It's officially the 3rd day of CES, and I finally made it over to the giant Sharp booth pavilion, where I was able to get a hands-on demo of the first and only 3D Android handset, which is currently only sold in Japan. Don't worry though - it's coming to the U.S. and possibly other locations this year. Perhaps you've heard of it - meet Sharp Galapagos 003SH, which is capable of not only showing 3D menus, pictures, and videos, but allows you to snap some as well.
Opera Software's Jeremy Forrester spent some time showing off Opera's latest browser, which was designed specifically for tablets. The browser was shown running on Samsung's Galaxy Tab.
The browser is not completely finished, but you can get a good idea of how it performs in the video above. It works nicely with Adobe Flash and should provide a familiar experience to those who are have used Opera's previous mobile browsers. More info will be made available by Opera come MWC in February.
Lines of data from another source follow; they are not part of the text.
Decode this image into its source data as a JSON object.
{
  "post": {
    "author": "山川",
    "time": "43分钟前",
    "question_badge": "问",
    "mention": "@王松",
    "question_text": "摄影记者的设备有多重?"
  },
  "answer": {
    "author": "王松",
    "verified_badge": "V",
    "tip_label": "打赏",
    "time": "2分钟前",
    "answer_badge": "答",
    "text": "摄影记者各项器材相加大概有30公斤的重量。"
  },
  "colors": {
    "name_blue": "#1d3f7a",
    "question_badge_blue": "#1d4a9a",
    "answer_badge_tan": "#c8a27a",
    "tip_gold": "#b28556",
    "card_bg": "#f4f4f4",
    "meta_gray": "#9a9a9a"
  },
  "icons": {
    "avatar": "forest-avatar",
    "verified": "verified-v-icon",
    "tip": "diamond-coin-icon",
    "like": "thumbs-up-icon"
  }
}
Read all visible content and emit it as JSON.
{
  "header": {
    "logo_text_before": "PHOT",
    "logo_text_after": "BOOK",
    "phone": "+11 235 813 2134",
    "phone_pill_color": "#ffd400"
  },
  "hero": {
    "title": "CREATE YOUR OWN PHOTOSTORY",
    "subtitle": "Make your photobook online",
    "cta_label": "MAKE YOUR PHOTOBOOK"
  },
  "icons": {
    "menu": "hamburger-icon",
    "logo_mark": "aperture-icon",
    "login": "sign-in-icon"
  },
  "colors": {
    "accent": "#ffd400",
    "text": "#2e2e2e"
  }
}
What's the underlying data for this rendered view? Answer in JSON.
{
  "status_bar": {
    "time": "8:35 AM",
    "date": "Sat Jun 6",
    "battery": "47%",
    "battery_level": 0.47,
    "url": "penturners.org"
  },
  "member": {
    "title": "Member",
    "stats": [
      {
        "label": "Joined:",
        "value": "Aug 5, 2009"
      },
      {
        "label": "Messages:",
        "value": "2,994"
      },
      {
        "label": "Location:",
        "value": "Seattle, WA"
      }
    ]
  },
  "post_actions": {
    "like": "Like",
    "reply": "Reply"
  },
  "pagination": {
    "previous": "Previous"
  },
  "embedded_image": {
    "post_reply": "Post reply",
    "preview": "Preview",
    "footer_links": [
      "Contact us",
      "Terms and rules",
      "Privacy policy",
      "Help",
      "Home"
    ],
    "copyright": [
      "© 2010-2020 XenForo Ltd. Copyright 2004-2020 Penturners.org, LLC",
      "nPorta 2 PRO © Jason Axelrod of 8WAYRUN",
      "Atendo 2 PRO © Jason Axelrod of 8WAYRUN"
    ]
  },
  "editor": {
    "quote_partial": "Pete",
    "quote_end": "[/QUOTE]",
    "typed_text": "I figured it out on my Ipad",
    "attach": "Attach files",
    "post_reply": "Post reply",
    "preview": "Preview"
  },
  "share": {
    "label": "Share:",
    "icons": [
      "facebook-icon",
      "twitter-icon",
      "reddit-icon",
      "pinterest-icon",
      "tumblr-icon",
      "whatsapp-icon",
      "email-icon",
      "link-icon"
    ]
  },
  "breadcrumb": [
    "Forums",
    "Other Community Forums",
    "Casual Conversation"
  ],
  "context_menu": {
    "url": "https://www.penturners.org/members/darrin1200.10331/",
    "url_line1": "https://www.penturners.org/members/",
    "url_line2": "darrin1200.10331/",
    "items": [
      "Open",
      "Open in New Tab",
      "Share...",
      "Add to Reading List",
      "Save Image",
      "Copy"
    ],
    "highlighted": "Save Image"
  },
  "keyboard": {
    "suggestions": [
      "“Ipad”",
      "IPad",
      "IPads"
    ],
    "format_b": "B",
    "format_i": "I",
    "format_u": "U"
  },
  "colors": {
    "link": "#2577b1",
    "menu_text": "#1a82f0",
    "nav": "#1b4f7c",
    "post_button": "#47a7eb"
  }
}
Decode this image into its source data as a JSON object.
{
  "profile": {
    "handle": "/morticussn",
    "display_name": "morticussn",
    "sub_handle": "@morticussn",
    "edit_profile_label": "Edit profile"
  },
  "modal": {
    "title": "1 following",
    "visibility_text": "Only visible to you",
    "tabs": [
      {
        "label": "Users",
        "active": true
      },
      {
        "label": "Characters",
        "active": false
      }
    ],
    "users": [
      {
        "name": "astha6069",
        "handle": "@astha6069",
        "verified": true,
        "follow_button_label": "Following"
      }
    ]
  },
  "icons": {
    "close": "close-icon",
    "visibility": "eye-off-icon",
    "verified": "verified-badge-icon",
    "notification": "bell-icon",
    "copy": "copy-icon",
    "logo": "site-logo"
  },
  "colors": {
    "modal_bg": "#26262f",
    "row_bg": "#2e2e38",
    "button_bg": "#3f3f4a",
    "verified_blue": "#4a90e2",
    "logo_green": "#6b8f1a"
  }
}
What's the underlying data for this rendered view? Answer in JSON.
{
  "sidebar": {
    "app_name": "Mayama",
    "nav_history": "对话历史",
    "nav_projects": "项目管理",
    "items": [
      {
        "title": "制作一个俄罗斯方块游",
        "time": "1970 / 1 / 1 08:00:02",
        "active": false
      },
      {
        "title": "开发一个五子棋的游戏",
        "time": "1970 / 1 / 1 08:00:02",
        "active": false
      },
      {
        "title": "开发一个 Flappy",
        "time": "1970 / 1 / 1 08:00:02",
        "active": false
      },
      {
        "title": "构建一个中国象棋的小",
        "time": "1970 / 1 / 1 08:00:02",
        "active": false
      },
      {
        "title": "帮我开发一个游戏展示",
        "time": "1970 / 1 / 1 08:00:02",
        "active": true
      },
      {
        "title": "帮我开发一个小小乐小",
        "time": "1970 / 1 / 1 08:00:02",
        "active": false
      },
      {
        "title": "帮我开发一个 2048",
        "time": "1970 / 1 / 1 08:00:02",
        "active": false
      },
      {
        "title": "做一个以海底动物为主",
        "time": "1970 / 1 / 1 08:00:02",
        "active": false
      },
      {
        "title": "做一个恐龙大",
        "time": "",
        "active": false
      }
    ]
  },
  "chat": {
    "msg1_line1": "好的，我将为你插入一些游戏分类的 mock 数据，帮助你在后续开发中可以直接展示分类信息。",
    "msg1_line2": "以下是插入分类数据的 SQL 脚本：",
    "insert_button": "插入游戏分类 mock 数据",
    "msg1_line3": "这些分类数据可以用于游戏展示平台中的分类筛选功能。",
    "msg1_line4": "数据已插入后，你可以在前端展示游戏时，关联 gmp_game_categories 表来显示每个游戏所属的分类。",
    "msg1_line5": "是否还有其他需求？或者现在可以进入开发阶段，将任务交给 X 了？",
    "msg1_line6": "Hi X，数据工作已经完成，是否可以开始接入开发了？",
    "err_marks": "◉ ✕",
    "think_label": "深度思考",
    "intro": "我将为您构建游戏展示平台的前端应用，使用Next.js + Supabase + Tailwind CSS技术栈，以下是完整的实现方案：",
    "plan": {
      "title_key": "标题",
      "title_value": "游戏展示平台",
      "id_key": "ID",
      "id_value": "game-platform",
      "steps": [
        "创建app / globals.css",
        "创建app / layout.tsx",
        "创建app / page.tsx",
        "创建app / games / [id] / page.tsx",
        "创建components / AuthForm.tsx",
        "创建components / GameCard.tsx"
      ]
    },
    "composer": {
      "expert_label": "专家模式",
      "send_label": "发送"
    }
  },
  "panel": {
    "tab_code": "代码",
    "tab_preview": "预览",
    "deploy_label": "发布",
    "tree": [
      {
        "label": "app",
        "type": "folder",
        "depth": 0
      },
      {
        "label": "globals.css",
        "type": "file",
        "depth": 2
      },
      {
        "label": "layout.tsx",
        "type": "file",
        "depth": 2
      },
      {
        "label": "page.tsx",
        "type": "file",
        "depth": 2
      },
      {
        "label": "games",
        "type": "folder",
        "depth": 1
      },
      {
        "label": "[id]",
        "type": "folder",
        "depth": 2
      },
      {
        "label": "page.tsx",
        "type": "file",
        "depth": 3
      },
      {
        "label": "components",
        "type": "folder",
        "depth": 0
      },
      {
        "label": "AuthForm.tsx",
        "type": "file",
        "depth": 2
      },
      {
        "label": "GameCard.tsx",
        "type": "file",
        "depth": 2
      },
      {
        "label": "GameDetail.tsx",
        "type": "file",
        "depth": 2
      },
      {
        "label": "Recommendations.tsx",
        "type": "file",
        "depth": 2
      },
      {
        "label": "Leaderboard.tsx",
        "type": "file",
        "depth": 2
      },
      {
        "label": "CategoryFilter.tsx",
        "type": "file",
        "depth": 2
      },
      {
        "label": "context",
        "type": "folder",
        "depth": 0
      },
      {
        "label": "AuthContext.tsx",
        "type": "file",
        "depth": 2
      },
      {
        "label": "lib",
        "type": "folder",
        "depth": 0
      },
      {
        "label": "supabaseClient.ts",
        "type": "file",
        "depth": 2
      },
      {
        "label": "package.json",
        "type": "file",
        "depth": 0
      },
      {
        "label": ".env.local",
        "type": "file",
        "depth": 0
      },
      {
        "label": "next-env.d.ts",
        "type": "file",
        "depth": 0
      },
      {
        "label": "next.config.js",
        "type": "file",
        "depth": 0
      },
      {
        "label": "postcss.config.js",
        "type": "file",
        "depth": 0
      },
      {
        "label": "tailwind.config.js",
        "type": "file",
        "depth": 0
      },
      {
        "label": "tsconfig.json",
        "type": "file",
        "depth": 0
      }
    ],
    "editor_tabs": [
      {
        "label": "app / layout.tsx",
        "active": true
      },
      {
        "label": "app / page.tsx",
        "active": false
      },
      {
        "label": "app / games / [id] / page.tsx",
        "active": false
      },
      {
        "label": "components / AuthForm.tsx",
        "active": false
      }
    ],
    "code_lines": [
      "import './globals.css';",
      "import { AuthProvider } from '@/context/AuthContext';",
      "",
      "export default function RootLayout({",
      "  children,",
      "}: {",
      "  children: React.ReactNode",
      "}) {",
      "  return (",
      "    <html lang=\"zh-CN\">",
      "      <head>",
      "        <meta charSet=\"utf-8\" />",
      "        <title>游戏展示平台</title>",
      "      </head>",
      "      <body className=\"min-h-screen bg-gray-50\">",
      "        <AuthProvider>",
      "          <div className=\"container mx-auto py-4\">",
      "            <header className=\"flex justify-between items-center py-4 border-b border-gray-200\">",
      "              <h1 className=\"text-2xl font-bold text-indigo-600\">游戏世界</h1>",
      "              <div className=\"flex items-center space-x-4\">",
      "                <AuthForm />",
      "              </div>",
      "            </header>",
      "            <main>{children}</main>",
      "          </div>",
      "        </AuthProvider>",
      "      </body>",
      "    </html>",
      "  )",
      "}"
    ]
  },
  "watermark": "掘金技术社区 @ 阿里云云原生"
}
Qualcomm's Mirasol technology has been in prototype form for a while, but at this year's CES, it seems like we'll finally see a working product - an Android e-reader by PocketBook that is called simply Mirasol.
For those who haven't been following Mirasol, it is a functional equivalent of a traditional black-and-white eInk display that has become so popular in e-readers over the last few years, except it is capable of displaying color and playing videos (refresh rates are rumored to be anywhere from 12 to 30 fps).
Last night at the CES Unveiled preview event, I got a chance to see a new product made by Parrot, called Asteroid.
Asteroid is a voice-activated, Android-powered car deck that replaces your existing single DIN car stereo. It has a small non-touch 3.2" color screen, runs on a specialized version of Android (the presenter didn't seem to know which Android version it was based on exactly), is capable of running custom Android apps (SDK for which is coming out later), and can accept a variety of inputs, such as your iPhone, iPod, USB storage, SD card (the left half detaches to reveal the SD slot), Bluetooth, 3.5mm jack, 3G and GPS dongles, and AM/FM/RDS.